Setshedi, a widely admired former Orlando Pirates central defender in the 1980s, and assistant coach of Bafana Bafana when they won the Africa Cup of Nations in 1996, will serve an effective three years in prison, with the remainder of the sentence suspended for five years.
Affectionately known to Pirates fans as "Mr Jones", Setshedi was convicted in December last year after being found guilty of trying to bribe a referee by paying him 2000 SA Rand ($250) to influence the outcome of two matches in a national second division promotion tournament in June 2011.
Sivutsa Stars, the team Setshedi was seeking to help, won the tournament and with it promotion to the National First Division, one tier below the lucrative Premier League.
The conviction of Setshedi can be attributed to the budding relationship between the South Africa Football Association (Safa) and the country's elite crime fighting unit, the Hawks, who have promised to eradicate the scourge of corruption which has plagued South African football since the formation of the Premier Soccer League (PSL) in 1996.

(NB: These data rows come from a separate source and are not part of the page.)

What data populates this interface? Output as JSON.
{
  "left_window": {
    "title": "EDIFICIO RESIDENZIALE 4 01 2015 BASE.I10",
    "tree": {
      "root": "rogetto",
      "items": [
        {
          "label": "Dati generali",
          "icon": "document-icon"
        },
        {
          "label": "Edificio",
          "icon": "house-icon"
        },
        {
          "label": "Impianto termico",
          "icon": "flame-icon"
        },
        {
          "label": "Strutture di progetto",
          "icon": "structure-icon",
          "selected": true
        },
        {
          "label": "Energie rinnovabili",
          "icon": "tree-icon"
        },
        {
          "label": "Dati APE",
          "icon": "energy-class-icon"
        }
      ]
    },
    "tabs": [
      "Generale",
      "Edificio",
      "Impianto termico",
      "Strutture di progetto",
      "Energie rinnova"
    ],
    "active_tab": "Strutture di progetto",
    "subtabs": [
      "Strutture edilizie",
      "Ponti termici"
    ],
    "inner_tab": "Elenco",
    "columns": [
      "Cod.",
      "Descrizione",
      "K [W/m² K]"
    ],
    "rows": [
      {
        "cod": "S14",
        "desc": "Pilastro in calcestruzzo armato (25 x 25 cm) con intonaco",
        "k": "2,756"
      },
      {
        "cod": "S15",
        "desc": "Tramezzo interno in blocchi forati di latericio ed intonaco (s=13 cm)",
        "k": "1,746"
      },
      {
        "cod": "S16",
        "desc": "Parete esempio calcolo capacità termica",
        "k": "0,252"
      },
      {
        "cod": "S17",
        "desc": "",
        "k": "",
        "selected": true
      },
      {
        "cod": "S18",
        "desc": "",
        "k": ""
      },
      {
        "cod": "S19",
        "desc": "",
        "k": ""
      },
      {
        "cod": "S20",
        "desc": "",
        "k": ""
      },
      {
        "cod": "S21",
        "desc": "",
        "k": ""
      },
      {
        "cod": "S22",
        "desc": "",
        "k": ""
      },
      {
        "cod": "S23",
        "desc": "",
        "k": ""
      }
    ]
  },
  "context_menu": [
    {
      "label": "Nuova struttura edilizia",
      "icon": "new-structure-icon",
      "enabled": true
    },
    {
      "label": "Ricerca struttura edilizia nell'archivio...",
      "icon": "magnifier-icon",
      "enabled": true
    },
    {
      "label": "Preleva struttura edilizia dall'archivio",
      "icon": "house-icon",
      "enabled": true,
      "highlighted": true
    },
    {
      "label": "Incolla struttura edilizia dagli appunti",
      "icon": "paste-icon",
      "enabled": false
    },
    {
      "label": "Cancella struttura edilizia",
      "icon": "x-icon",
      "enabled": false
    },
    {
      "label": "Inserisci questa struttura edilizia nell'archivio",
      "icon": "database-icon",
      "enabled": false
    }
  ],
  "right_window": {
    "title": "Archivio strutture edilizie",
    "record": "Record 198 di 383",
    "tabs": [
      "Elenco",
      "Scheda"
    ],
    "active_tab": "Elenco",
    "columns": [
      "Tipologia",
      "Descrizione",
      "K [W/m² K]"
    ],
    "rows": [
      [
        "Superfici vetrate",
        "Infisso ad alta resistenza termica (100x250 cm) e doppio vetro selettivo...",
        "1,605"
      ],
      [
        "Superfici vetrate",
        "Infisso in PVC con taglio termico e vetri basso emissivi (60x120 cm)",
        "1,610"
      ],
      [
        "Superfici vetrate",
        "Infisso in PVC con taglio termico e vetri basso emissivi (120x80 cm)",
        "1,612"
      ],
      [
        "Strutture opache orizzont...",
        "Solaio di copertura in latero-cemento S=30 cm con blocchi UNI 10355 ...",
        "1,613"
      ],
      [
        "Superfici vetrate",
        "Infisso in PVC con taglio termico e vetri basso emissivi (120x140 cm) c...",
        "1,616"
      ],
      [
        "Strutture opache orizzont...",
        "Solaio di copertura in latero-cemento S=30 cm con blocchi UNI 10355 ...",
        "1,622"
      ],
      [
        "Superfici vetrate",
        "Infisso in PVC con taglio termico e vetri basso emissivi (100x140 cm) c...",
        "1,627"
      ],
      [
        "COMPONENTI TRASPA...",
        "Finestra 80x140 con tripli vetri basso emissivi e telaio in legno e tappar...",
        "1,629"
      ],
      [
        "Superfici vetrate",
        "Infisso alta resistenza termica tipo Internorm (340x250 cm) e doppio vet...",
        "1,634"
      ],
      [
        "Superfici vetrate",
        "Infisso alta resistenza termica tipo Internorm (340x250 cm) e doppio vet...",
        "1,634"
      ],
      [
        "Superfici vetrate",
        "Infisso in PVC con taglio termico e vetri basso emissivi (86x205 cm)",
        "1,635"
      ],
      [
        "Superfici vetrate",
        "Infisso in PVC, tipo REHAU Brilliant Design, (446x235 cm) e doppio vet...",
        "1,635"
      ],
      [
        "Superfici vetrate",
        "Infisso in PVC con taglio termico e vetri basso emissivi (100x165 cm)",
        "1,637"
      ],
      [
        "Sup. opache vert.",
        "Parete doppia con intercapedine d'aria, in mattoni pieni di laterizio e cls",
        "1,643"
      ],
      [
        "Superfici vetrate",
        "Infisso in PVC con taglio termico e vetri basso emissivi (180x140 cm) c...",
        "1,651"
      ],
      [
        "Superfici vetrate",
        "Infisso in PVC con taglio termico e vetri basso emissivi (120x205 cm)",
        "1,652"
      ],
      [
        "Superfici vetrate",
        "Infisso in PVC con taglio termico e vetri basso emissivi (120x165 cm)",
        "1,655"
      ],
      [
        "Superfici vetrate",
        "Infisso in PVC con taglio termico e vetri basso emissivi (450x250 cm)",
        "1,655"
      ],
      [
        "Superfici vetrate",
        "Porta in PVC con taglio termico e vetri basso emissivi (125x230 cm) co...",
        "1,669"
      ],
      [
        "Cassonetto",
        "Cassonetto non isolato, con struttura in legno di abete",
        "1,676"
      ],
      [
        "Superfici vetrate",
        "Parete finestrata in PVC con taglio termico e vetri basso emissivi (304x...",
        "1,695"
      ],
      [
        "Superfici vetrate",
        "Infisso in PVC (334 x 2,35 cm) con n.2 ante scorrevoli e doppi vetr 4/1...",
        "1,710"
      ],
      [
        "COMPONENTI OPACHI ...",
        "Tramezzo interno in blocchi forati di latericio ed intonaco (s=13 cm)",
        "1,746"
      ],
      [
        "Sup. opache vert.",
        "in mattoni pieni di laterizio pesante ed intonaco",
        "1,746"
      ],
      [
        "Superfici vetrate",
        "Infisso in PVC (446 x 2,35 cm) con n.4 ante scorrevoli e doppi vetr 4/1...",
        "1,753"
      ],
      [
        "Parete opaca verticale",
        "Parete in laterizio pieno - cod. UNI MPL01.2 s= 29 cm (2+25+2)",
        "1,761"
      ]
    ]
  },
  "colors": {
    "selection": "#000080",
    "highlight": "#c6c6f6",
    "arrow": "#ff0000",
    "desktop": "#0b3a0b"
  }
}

Setshedi was trapped during a sting operation in which a policeman posed as a referee and arranged to meet him at a local hotel where the former defender handed over R2000 to fix two matches for Sivutsa Stars.
Football in South Africa has been dogged by allegations of corruption and bribery since the advent of the PSL which saw huge inflows of cash generated by lucrative broadcast deals - the latest five-year deal with satellite TV broadcaster SuperSport was worth around $235m - and corporate sponsorship boosting the coffers of the local game.
The extent of corruption that has infested the game in South Africa was revealed during evidence led by a referee, who may not be identified for his own safety, who testified during sentencing that he had been paid for fixing each of the 30 league matches of one season by the chief executive of one particular club.
Setshedi's sentencing comes just over a month after an investigation by football's world governing body Fifa revealed that four of Bafana's pre-2010 World Cup matches were fixed in collaboration with unnamed Safa officials and follows a promise by the Hawks of more arrests "which will shake South African football to the core".
Safa president Kirsten Nematandani welcomed the conviction and sentencing of Setshedi, saying: "Once again, this sends out a strong warning to anyone who might intend to tarnish the good name of the sport through corrupt and any other unsporting behaviour.
"In accordance with Fifa and Safa's zero tolerance to corruption and match fixing, we would like to warn other potential criminals that the long arm of the law would not spare you."
Nematandani also encouraged members of the public to call a special anti-corruption hotline should they have any suspicions of match fixing activities.